Indices

European indices reported one of their most profitable weeks since the start of the year, after data from the European commission revealed that the business activity in the area has increased more than expected in March. The upbeat news for an accelerated recovery in the Eurozone led to the appreciation of Germany’s DAX30 by just over 3%; France’s CAC40 was up 2.34%, and Italy’s S&P/MIBâ„¢, 2.56%.

Wall Street, on the other hand, closed the week with mixed results, as the bearish sentiment certainly held the dominant role. The Dow was the only benchmark to end the week on positive territory, albeit rising by the modest 0.09%, while the S&P500 fell by 0.46%, while the Nasdaq100 had one of its worst weeks in the past two years, and closed with a decline by 2.09%.

The mood on the Asian stock-market front was more cheerful as they ended the week with gains. Major role for the positive sentiment played the signals from China regarding a mitigation of the monetary policy and a liberalisation of the yuan. Japan’s Nikkei225 closed at 14,750 points, or an increase by 3.19%, in the last five days.

Commodities

Both gold and silver were under pressure for a second consecutive week amid continuing planned reduction of the Fed’s quantitative easing and signs of revival in the emerging markets. The yellow metal lost another 3% of its value to end at $1295 per troy ounce, which is its lowest level in the last four months, while silver declined by 2.38% to close at $19.82 per troy ounce on Friday.

What to expect this week?

Today has already revealed Germany’s Retail sales, which reported better-than-expected results of a 2% increase YoY and 1.3% rise MoM. Other data revealed disappointing results by the Eurozone’s Preliminary Consumer Price Index, which came at 0.5% YoY. The rest of the day will also see the Fed’s Janet Yellen speech. Tuesday’s highlights on the economic calendar will include: China’s Manufacturing PMI, released by the China Federation of Logistics and Purchasing, the Reserve Bank of Australia Interest Rate decision, Germany’s unemployment rate for March, and the US Manufacturing PMI released by the Institute for Supply Management. Wednesday will draw attention to the Eurozone GDP (QoQ and YoY), the US ADP Employment change for March, and also Factory orders for February. Thursday will have a lot on its plate, starring Australia’s Trade Balance for February, China’s Non-manufacturing PMI for March, the Reserve Bank of Australia’s Governor Glen Stevens speech, the Eurozone Retail sales for February (MoM and YoY), the ECB Interest rate decision and the US Non-manufacturing PMI for March.

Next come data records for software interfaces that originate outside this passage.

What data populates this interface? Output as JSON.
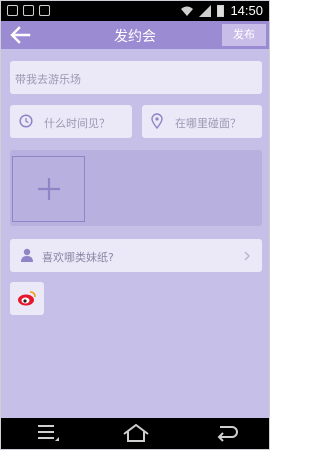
{
  "statusbar": {
    "time": "14:50"
  },
  "header": {
    "title": "发约会",
    "publish_label": "发布",
    "back_icon": "back-arrow-icon"
  },
  "form": {
    "place_placeholder": "带我去游乐场",
    "time_placeholder": "什么时间见？",
    "location_placeholder": "在哪里碰面？",
    "preference_label": "喜欢哪类妹纸?"
  },
  "colors": {
    "header": "#9b8bd3",
    "background": "#c6bfe7",
    "field": "#ebe8f7",
    "accent": "#8f84c6"
  },
  "icons": [
    "back-arrow-icon",
    "clock-icon",
    "location-pin-icon",
    "plus-icon",
    "person-icon",
    "chevron-right-icon",
    "weibo-icon",
    "menu-icon",
    "home-icon",
    "return-icon"
  ]
}
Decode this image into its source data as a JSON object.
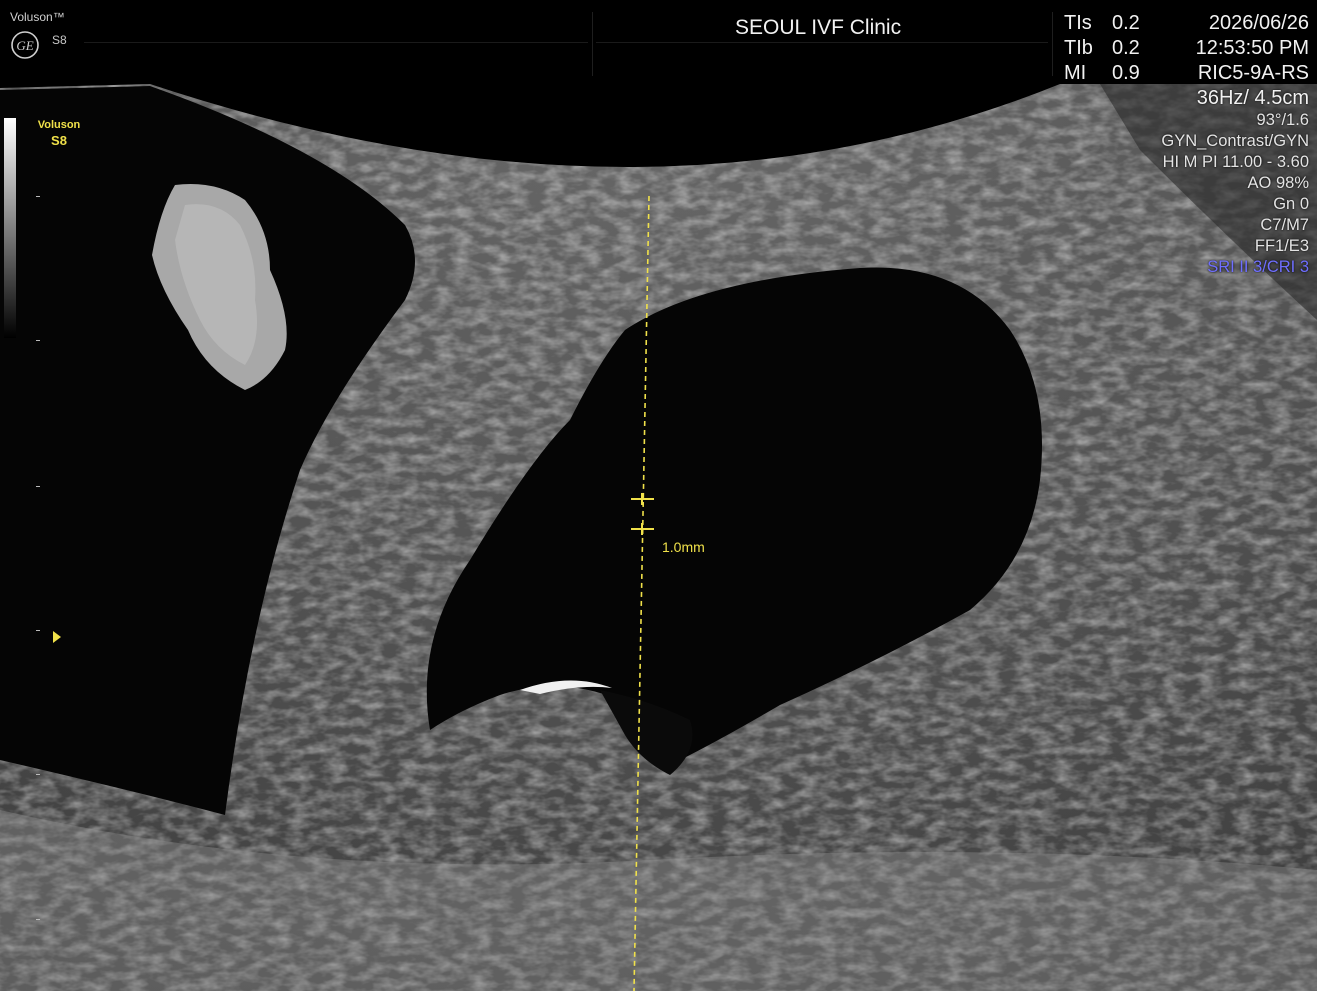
{
  "header": {
    "brand": "Voluson™",
    "model": "S8",
    "clinic": "SEOUL IVF Clinic",
    "indices": [
      {
        "label": "TIs",
        "value": "0.2"
      },
      {
        "label": "TIb",
        "value": "0.2"
      },
      {
        "label": "MI",
        "value": "0.9"
      }
    ],
    "date": "2026/06/26",
    "time": "12:53:50 PM",
    "probe": "RIC5-9A-RS"
  },
  "parameters": {
    "frame_depth": "36Hz/ 4.5cm",
    "angle": "93°/1.6",
    "preset": "GYN_Contrast/GYN",
    "harmonic": "HI M PI 11.00 - 3.60",
    "ao": "AO 98%",
    "gain": "Gn   0",
    "cm": "C7/M7",
    "ff": "FF1/E3",
    "sri": "SRI II 3/CRI 3"
  },
  "image_overlay": {
    "mini_brand": "Voluson",
    "mini_model": "S8",
    "measurement": "1.0mm"
  },
  "colors": {
    "accent_yellow": "#f0e14a",
    "sri_blue": "#6f6fff",
    "text": "#f2f2f2",
    "background": "#000000"
  },
  "icons": [
    "ge-logo-icon",
    "focus-marker-icon"
  ]
}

Friday’s main entries will come from Germany’s Factory Orders for February, the US Non-farm payrolls for March and Unemployment rate, also for March.

Further reading: 5 most predictable currency pairs